23 Jul 2017

New sunfish species discovered in NZ waters

12:28 pm on 23 July 2017

A massive sunfish found in New Zealand waters has been defined as a new species.

(L to R) Marianne Nyegaard (Murdoch University, Australia); Etsuro Sawai (Hiroshima University) and Andrew Stewart (Te Papa) examining the new sunfish permanently housed in the National Fishes Collection at Te Papa.

Left to right: Marianne Nyegaard (Murdoch University, Australia); Etsuro Sawai (Hiroshima University) and Andrew Stewart (Te Papa) examine a new sunfish specimen, which will be permanently housed in the National Fish Collection at Te Papa. Photo: Supplied

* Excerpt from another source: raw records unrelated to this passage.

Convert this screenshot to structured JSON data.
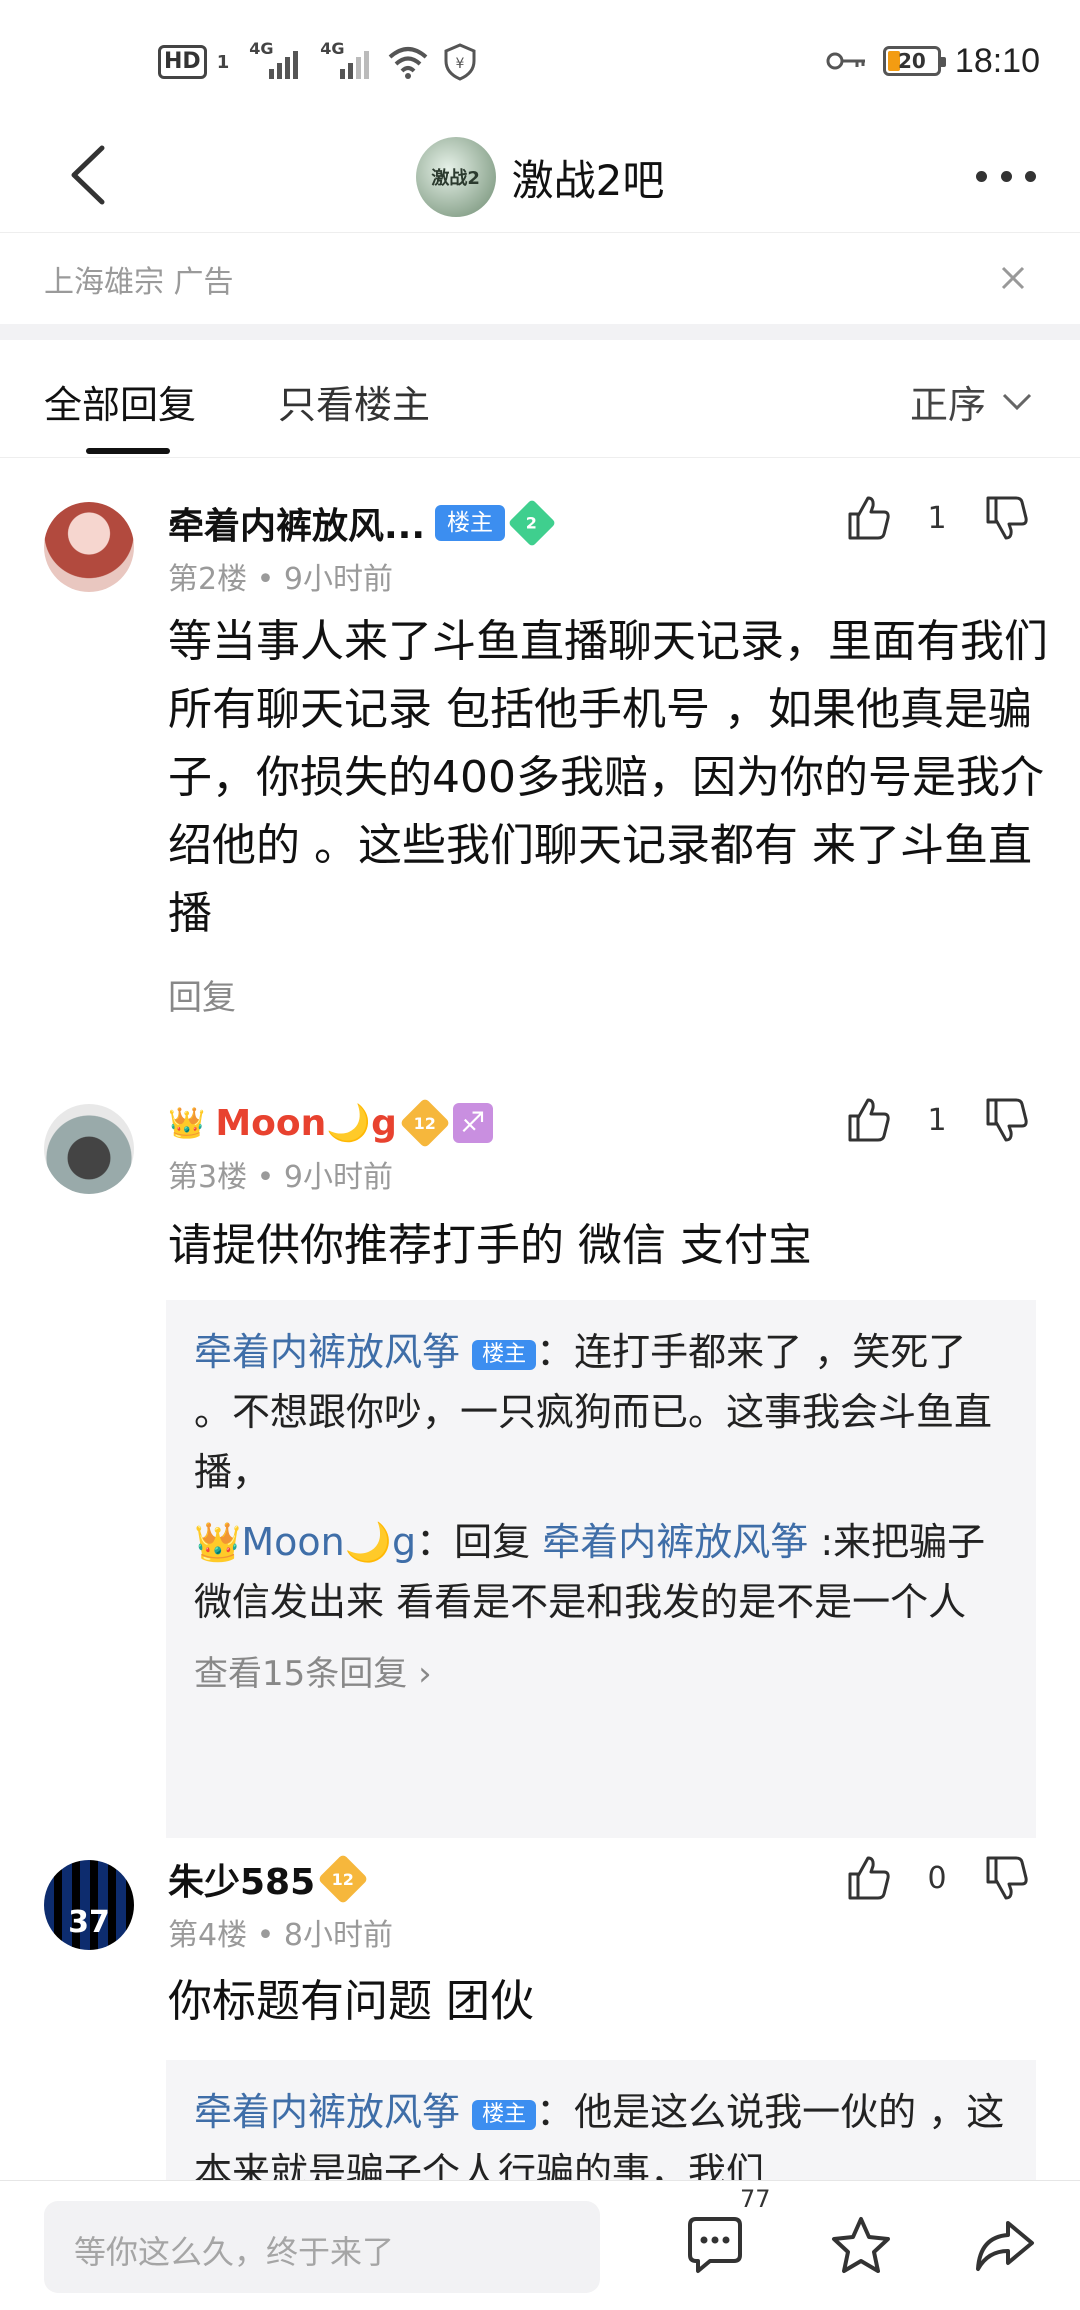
{
  "status_bar": {
    "hd": "HD",
    "hd_sub": "1",
    "net1": "4G",
    "net2": "4G",
    "battery": "20",
    "time": "18:10"
  },
  "nav": {
    "logo_text": "激战2",
    "title": "激战2吧"
  },
  "ad": {
    "text": "上海雄宗  广告"
  },
  "tabs": {
    "all": "全部回复",
    "host_only": "只看楼主",
    "order": "正序"
  },
  "posts": [
    {
      "name": "牵着内裤放风...",
      "host_badge": "楼主",
      "level": "2",
      "meta": "第2楼 • 9小时前",
      "likes": "1",
      "content": "等当事人来了斗鱼直播聊天记录，里面有我们所有聊天记录 包括他手机号 ，如果他真是骗子，你损失的400多我赔，因为你的号是我介绍他的 。这些我们聊天记录都有 来了斗鱼直播",
      "reply_label": "回复"
    },
    {
      "crown": "👑",
      "name": "Moon🌙g",
      "level": "12",
      "zodiac": "♐",
      "meta": "第3楼 • 9小时前",
      "likes": "1",
      "content": "请提供你推荐打手的 微信 支付宝",
      "subreplies": [
        {
          "user": "牵着内裤放风筝",
          "badge": "楼主",
          "text": "：连打手都来了 ，笑死了 。不想跟你吵，一只疯狗而已。这事我会斗鱼直播，"
        },
        {
          "user": "👑Moon🌙g",
          "reply_word": "：回复 ",
          "reply_to": "牵着内裤放风筝",
          "text": " :来把骗子微信发出来 看看是不是和我发的是不是一个人"
        }
      ],
      "more": "查看15条回复 ›"
    },
    {
      "name": "朱少585",
      "level": "12",
      "avatar_text": "37",
      "meta": "第4楼 • 8小时前",
      "likes": "0",
      "content": "你标题有问题 团伙",
      "subreplies": [
        {
          "user": "牵着内裤放风筝",
          "badge": "楼主",
          "text": "：他是这么说我一伙的 ，这本来就是骗子个人行骗的事，我们"
        }
      ]
    }
  ],
  "bottom": {
    "placeholder": "等你这么久，终于来了",
    "comment_count": "77"
  }
}
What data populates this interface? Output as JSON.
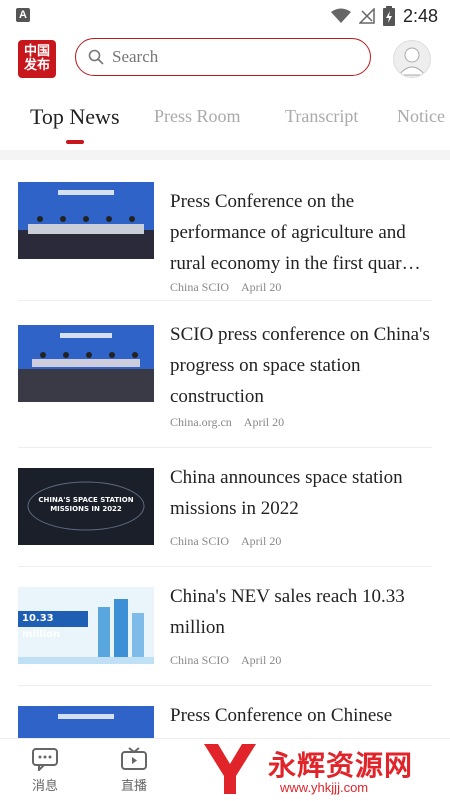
{
  "status": {
    "time": "2:48",
    "app_badge": "A"
  },
  "search": {
    "placeholder": "Search"
  },
  "logo": {
    "line1": "中国",
    "line2": "发布"
  },
  "tabs": [
    {
      "label": "Top News"
    },
    {
      "label": "Press Room"
    },
    {
      "label": "Transcript"
    },
    {
      "label": "Notice"
    }
  ],
  "articles": [
    {
      "title": "Press Conference on the performance of agriculture and rural economy in the first quar…",
      "source": "China SCIO",
      "date": "April 20",
      "thumb": "press-conference-blue"
    },
    {
      "title": "SCIO press conference on China's progress on space station construction",
      "source": "China.org.cn",
      "date": "April 20",
      "thumb": "press-conference-hall"
    },
    {
      "title": "China announces space station missions in 2022",
      "source": "China SCIO",
      "date": "April 20",
      "thumb": "space-station-graphic",
      "thumb_text": "CHINA'S SPACE STATION MISSIONS IN 2022"
    },
    {
      "title": "China's NEV sales reach 10.33 million",
      "source": "China SCIO",
      "date": "April 20",
      "thumb": "nev-sales-graphic",
      "thumb_text": "10.33 million"
    },
    {
      "title": "Press Conference on Chinese",
      "source": "",
      "date": "",
      "thumb": "press-conference-blue"
    }
  ],
  "bottom_nav": [
    {
      "label": "消息",
      "icon": "message-icon"
    },
    {
      "label": "直播",
      "icon": "tv-icon"
    }
  ],
  "watermark": {
    "text": "永辉资源网",
    "url": "www.yhkjjj.com"
  },
  "colors": {
    "accent": "#c8161d",
    "text": "#222222",
    "muted": "#888888"
  }
}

Sunfish are the heaviest of all bony fishes, with some species weighing more than 2000kg and growing to 3m long.

Researchers from Te Papa, the University of Otago, Hiroshima University and the University of Tokyo, who spent four years studying the Indo-Pacific region, uncovered the new species.

It was found to be genetically different from other sunfish: the ocean sunfish and the short sunfish.

Te Papa fish collection manager Andrew Stewart said the discovery showed new things could be found in quite obvious places.

"Most new things that we find are small, or they live in dark holes at the back of reefs," he told Sunday Morning.

"Here's something that lives right in front of us, and we just had [it] literally washing up on the beach in good numbers, and yet we hadn't recognised it."

Mr Stewart said scientists and fisheries could now discuss ways to protect the new species, known as Mola tecta - or the hoodwinker sunfish.

Marianne Nyegaard and the new species of sunfish

The new species - pictured here with Ms Nyegaard - had been washing up on beaches. Photo: Supplied